IEEE
Transactions on Software Engineering
, 1978, 4(4), pp.
345
–
361.
[4].
B. Kitchenham, L.M. Pickard, S. Linkman and P.W.
Jones, “Modeling software bidding risks”,
IEEE
Transactions on Software Engineering
, 2003, 29(6), pp.
542
–
554.
[5].
J. Verner and G. Tate, “A Software Size Model”,
IEEE
Transactions on Software Engineering
,
1992, 18(4), pp.
265

278.
[6].
K. Vinaykumar, V. Ravi, M. Carr and N. Rajkiran,
“Software development cost estimation using wavelet
neural networks”,
Journal of Systems and Software
,
2008, 81(11), pp. 1853

1867.
[7].
T. Foss, E. Stensrud, B. Kitchenham and I. My
rtveit, “A
simulation study of the model evaluation criterion
MMRE”,
IEEE Transactions on Software Engineering
,
2003, 29(11), pp. 985
–
995.
[8].
Z. Xu and T.M. Khoshgoftaar “Identification of fuzzy
models of cost estimation”,
Fuzzy Sets and Systems
,
2004, 145(
11), pp. 141

163.
[9].
J.E. Matson, B.E Barrett and J.M. Mellichamp,
“Software development cost estimation using function
points”,
IEEE Transactions on Software Engineering
,
1994, 20(4), pp. 275
–
287.
[10].
A.Idri, T.M. Khosgoftaar and A. Abran, “Can neural
networks be easily interpreted in software cost
Enter the password to open this PDF file:
File name:

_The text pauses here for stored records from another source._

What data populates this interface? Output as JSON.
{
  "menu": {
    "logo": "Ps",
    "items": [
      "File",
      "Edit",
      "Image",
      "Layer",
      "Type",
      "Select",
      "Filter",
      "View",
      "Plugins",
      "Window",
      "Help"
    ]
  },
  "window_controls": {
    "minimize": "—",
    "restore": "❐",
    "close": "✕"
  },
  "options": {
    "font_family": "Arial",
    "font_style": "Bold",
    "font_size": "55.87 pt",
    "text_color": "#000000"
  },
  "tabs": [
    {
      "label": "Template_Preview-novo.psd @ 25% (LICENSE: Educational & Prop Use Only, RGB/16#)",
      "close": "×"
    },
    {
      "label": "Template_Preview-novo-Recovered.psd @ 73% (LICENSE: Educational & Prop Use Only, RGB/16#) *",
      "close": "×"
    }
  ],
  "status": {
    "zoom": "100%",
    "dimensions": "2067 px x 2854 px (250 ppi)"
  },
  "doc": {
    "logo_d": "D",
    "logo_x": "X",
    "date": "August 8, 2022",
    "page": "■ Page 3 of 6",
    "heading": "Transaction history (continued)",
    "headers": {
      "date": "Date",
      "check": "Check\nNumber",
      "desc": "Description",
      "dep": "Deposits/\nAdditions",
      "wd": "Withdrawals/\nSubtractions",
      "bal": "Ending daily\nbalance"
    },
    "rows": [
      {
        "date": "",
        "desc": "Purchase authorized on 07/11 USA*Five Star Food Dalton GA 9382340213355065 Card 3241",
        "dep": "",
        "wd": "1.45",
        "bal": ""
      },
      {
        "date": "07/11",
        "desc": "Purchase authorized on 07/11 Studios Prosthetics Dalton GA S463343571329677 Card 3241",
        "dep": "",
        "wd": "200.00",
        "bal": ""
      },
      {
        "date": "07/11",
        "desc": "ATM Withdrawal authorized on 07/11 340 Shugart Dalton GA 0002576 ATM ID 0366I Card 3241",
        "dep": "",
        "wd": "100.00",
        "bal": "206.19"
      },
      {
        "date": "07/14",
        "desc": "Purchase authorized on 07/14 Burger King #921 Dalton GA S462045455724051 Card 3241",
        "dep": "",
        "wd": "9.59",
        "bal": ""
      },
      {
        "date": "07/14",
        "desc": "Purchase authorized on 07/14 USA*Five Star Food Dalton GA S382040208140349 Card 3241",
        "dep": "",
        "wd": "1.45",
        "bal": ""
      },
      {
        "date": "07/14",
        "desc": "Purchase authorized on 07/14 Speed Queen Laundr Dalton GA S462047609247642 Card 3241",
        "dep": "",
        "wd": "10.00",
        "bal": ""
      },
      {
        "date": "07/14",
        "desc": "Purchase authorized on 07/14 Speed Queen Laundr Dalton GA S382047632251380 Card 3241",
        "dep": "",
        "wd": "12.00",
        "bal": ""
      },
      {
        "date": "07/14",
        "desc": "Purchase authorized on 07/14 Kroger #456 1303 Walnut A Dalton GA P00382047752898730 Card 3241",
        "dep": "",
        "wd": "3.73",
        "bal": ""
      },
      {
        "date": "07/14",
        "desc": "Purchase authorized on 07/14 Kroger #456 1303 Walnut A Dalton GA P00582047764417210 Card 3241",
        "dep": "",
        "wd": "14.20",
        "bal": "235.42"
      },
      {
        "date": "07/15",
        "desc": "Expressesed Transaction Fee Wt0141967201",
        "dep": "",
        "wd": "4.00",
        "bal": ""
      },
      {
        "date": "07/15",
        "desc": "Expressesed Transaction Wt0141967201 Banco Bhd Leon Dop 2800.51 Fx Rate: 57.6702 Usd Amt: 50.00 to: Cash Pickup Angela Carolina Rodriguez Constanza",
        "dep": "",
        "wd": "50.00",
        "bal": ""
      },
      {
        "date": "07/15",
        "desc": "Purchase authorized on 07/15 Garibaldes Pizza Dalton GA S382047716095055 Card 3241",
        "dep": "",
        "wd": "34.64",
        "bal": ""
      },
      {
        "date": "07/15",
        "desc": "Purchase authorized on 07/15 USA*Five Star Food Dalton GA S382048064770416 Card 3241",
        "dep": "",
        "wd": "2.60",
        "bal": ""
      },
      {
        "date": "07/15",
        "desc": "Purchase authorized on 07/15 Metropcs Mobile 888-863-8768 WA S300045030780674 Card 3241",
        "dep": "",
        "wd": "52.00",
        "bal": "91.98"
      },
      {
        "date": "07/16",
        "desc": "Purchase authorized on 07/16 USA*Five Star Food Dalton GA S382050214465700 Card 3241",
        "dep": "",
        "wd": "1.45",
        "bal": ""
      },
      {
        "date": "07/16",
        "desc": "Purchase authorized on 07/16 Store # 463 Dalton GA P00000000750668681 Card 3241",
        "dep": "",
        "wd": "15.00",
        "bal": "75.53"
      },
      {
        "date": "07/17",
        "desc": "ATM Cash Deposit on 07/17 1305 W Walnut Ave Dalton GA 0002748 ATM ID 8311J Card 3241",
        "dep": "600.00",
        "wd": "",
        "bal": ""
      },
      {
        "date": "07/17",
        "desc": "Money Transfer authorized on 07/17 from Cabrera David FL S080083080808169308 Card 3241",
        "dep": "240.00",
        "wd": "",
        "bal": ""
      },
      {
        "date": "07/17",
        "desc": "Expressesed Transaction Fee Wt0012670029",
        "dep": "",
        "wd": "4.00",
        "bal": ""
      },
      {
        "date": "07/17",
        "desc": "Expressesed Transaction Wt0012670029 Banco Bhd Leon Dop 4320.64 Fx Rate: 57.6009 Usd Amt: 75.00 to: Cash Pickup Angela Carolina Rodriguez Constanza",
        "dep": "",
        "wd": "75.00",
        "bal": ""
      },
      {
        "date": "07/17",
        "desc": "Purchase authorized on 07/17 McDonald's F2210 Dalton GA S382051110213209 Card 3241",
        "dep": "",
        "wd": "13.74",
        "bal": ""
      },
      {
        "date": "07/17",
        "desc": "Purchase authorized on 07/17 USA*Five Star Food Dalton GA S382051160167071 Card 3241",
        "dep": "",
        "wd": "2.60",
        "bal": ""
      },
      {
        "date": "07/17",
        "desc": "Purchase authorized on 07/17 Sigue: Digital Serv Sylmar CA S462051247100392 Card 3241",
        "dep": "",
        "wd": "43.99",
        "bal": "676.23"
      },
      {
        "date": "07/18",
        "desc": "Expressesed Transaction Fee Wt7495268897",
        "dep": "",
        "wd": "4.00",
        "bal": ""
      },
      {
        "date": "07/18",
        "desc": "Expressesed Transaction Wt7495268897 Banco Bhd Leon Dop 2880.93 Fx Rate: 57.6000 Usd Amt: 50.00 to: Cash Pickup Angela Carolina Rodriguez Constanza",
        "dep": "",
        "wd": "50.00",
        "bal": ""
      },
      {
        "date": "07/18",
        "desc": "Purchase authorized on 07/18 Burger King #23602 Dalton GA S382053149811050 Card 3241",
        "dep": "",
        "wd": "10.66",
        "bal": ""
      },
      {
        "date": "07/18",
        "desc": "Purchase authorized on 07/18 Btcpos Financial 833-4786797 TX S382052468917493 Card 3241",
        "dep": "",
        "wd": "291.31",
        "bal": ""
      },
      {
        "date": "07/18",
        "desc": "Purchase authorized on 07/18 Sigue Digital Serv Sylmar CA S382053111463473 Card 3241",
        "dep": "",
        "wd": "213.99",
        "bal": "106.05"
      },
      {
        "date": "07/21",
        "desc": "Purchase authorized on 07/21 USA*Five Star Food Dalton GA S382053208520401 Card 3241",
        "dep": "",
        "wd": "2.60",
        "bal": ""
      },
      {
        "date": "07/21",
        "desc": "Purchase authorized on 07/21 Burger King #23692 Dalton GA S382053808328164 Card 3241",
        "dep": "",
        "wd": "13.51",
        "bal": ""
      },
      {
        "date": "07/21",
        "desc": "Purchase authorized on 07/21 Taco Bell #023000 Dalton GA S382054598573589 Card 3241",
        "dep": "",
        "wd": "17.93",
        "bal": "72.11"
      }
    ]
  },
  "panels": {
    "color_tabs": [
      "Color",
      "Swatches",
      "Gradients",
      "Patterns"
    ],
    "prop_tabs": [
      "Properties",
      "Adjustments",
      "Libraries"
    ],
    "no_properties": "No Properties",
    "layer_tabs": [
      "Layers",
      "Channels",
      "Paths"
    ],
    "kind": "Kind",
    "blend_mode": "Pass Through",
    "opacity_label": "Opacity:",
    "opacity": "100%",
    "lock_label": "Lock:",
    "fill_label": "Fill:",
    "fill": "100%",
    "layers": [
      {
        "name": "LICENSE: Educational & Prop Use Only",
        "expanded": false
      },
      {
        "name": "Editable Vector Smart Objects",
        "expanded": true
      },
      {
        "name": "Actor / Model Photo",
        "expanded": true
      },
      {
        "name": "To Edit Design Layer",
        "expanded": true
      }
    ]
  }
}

File size:

Title:

Author:

Subject:

Keywords:

Creation Date:

Modification Date:

Creator:

PDF Producer:

PDF Version:

Page Count:

Preparing document for printing…
0%
Comments 0
Log in to post a comment